Dapo Awofisayo is an agriculturist who has carved a niche for himself in palm oil production. In this interview with Emmanuel Okogba, he speaks on how the palm oil business in Nigeria can get the attention it deserves and more. Excerpts…
Tell us about what you do
I am the Group Executive Director of CPL Group and Executive Director of Ore IRELE Oil Palm Company. CPL is a company with interests in Manufacturing, Healthcare, Agriculture, Real estate. Ore IRELE is a company with a 4000 hectare oil palm plantation and we process palm oil.
You could have chosen any other form of business to venture into but you chose oil palm, can you tell us the rationale behind that choice?
My focus has always been on essential businesses. Food/agriculture will always be essential. Which means it will always be commercially viable all things being equal. Oil palm fruits have multiple uses and there’s little to no wastage. Very interesting product when looked at closely. The sector also shows good resistance to external shocks like oil prices and Forex changes. It has been resilient throughout this pandemic. Its resilience through political and economic shocks really justifies my choice.
Do you think this sector is getting the kind of attention it deserves from investors, being that Nigeria with her over 200 million population does a lot of food consumption and palm oil is one of the essentials needed for food production?
Absolutely it is. The federal government under the administration of President Buhari and the CBN Governor, Godwin Emefiele has done a lot driving attention towards the sector. It’s the only thing Government can do. Don’t forget the market decides by itself where capital goes. More Private capital could go into oil palm if the FG and CBN can make cheap credit available. Agriculture needs patient capital and a patient investor. At going rates, there are better options for private capital than agriculture so that’s why you haven’t seen enormous activity. FG and CBN can make it happen. They achieved this with rice and can achieve same with oil palm.
What are the requirements for venturing into oil palm business and what are some of the challenges you have faced in the time you have spent doing this business?
Expert knowledge on plantation management is very important. The most important requirements are capital and patience. Challenges we typically face are multiple taxation is a major issue, pilfering of fruits is hard to stop, security challenges are there as well but have reduced seriously. For those in the business looking to raise capital, accessing agric loans is also a challenge.
Do you have plans/programmes to mentor those interested in palm oil production or are there investment opportunities for those looking to partner with you?
As for mentoring, there are no plans for that yet. We are still growing, trying to develop the company. Perhaps when we’ve reached the level of giants in the industry we will include that in our CSR.
How do intend to draw more awareness to the oil palm business/industry that has been under-reported and under-invested in, in Nigeria?
The only way to draw attention to an industry is by thriving, by being successful. Like I said, private capital directs itself to where good returns are guaranteed. The more companies succeed in this sector, the more people will be aware of the sector. You can’t market an economic sector, it markets itself.
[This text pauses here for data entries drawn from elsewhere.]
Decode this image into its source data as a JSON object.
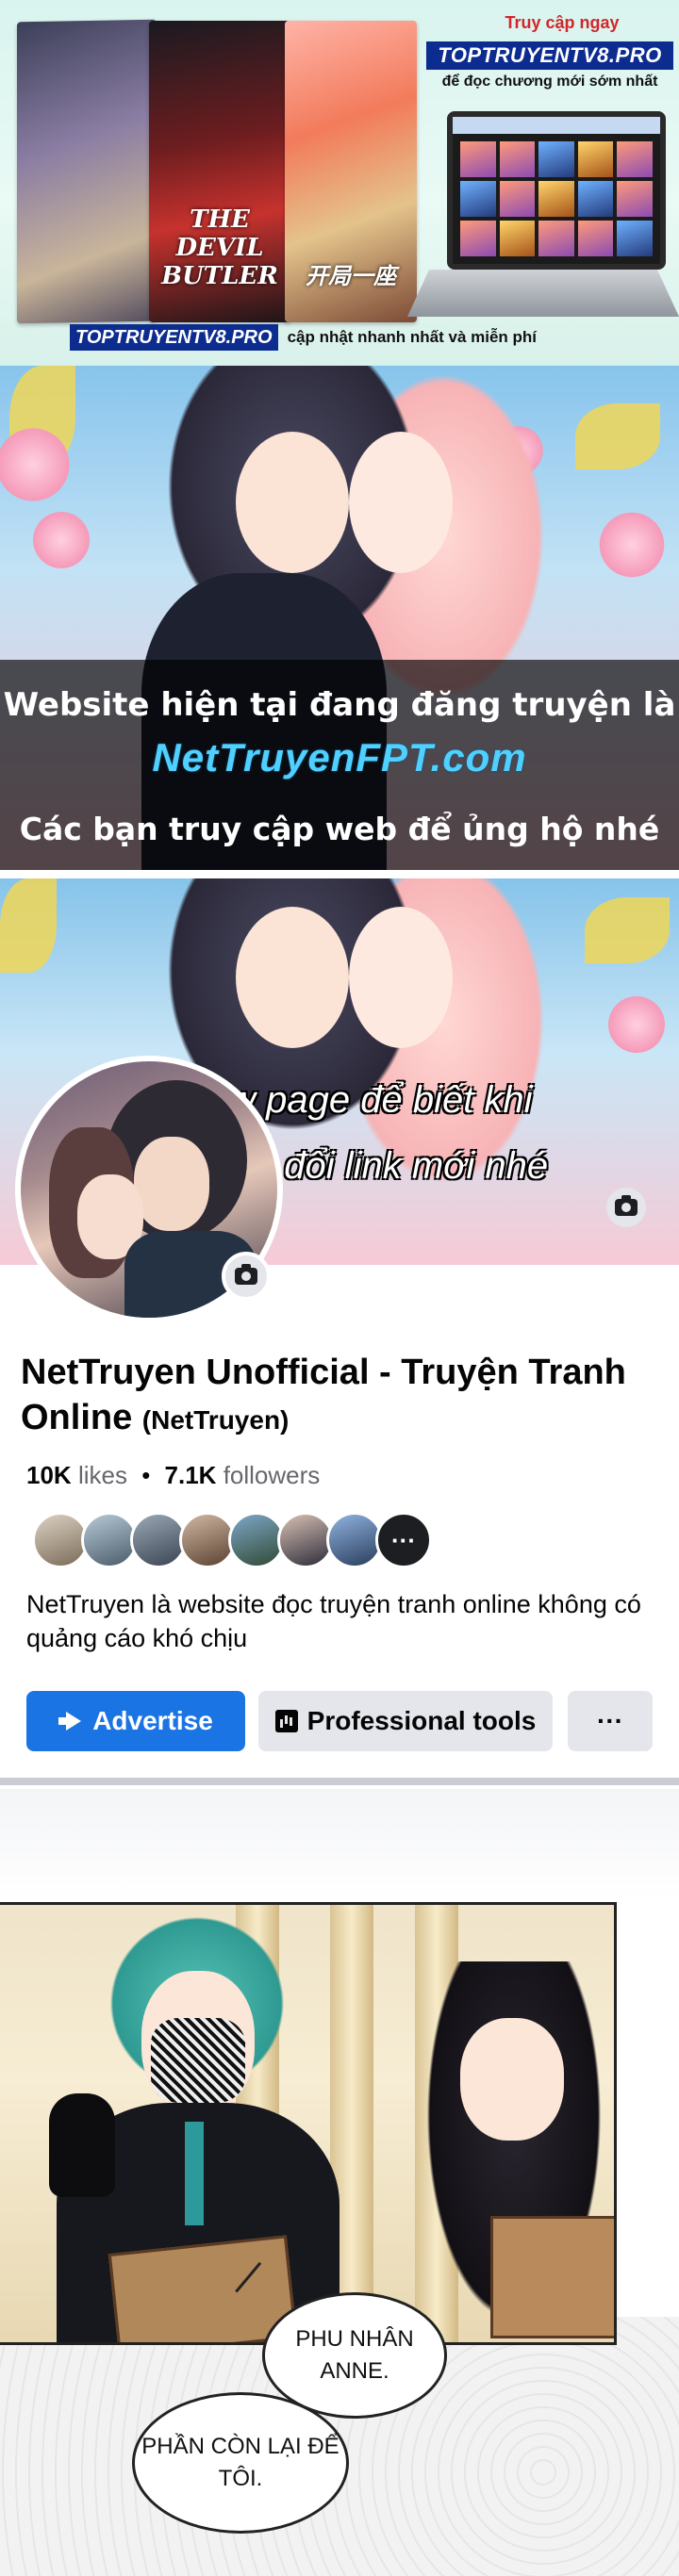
{
  "promo_banner": {
    "headline": "Truy cập ngay",
    "brand": "TOPTRUYENTV8.PRO",
    "subline": "để đọc chương mới sớm nhất",
    "footer_brand": "TOPTRUYENTV8.PRO",
    "footer_tagline": "cập nhật nhanh nhất và miễn phí",
    "cover_titles": [
      "",
      "THE DEVIL BUTLER",
      "开局一座"
    ]
  },
  "notice_banner": {
    "line1": "Website hiện tại đang đăng truyện là",
    "site": "NetTruyenFPT.com",
    "line3": "Các bạn truy cập web để ủng hộ nhé"
  },
  "fb_page": {
    "cover_text_line1": "Follow page để biết khi",
    "cover_text_line2": "nào web đổi link mới nhé",
    "name": "NetTruyen Unofficial - Truyện Tranh Online",
    "handle": "(NetTruyen)",
    "likes_count": "10K",
    "likes_label": "likes",
    "separator": "•",
    "followers_count": "7.1K",
    "followers_label": "followers",
    "more_friends": "···",
    "about": "NetTruyen là website đọc truyện tranh online không có quảng cáo khó chịu",
    "buttons": {
      "advertise": "Advertise",
      "professional_tools": "Professional tools",
      "more": "···"
    },
    "icons": [
      "camera-icon",
      "megaphone-icon",
      "chart-icon",
      "more-icon"
    ],
    "colors": {
      "primary": "#1b74e4",
      "secondary": "#e4e6eb",
      "text": "#050505",
      "muted": "#65676b"
    }
  },
  "manga_panel": {
    "bubble1": "PHU NHÂN ANNE.",
    "bubble2": "PHẦN CÒN LẠI ĐỂ TÔI."
  }
}
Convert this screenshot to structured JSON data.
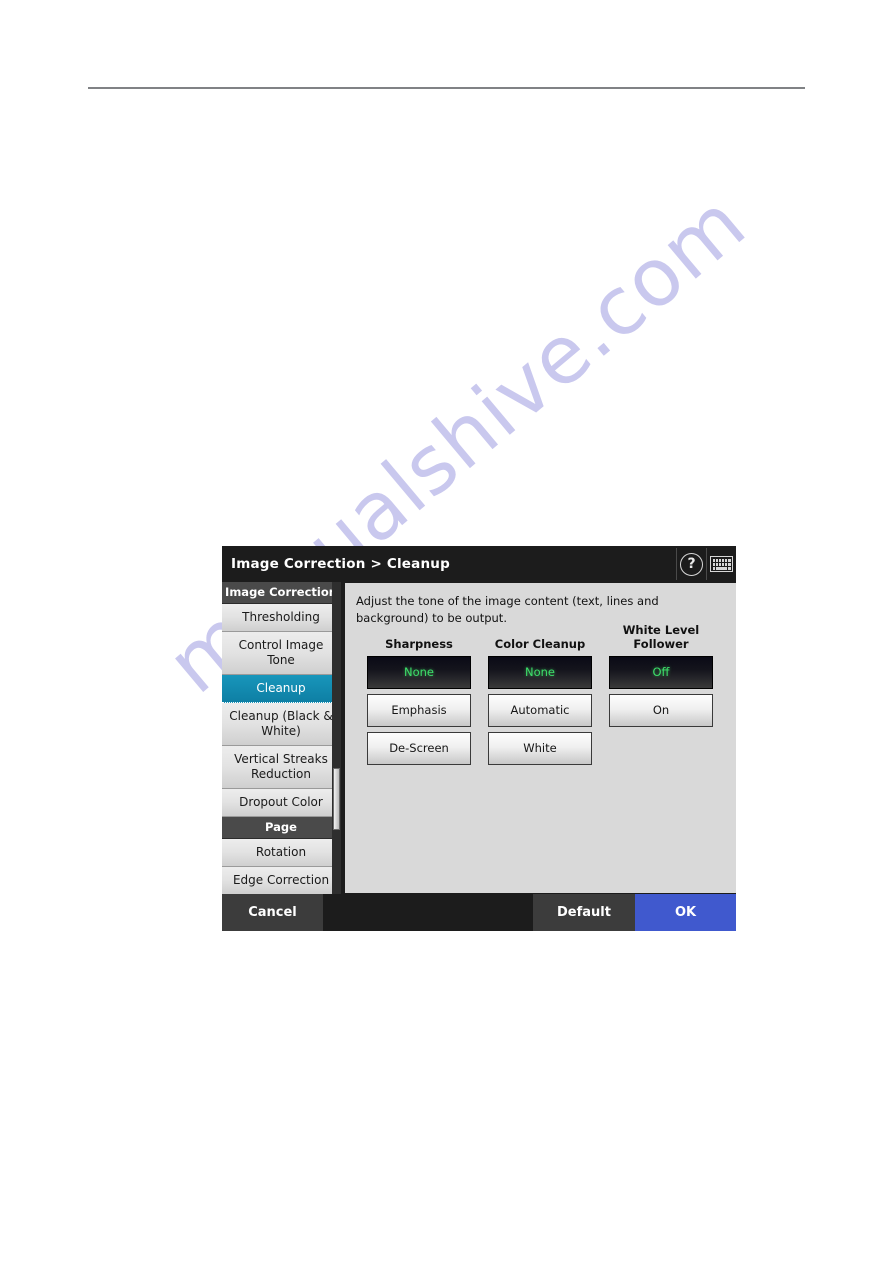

A recent report by BusinessDay revealed that palm oil importation from Malaysia dropped by 24% due to the coronavirus pandemic. How can the palm oil production industry in Nigeria leverage on this opportunity to grow the business?
Most economic activities were affected due to the pandemic. I expect that this drop in importation is temporary, if the drop was due to the pandemic. With economic activities picking up, such importation will increase again. The local demand far outweighs the local production or supply, so that gap must be filled. Usually, importation fills that gap.
What are you doing to change the way palm oil production is done as we know it?
Palm production comes in two parts. You have the plantation and you have the processing. Plantation consists of planting, harvesting and maintenance while processing involves milling fruits that have been harvested. Majority of the labour goes into the plantation. Even with mechanized farming, you’d still need physical labour to do your planting, routine maintenance and harvesting. The processing is all motorized and mechanized so it involves little amount of labour. As technology evolves with time, it could further simplify our processes. However, for now we are not trying to reinvent the wheel.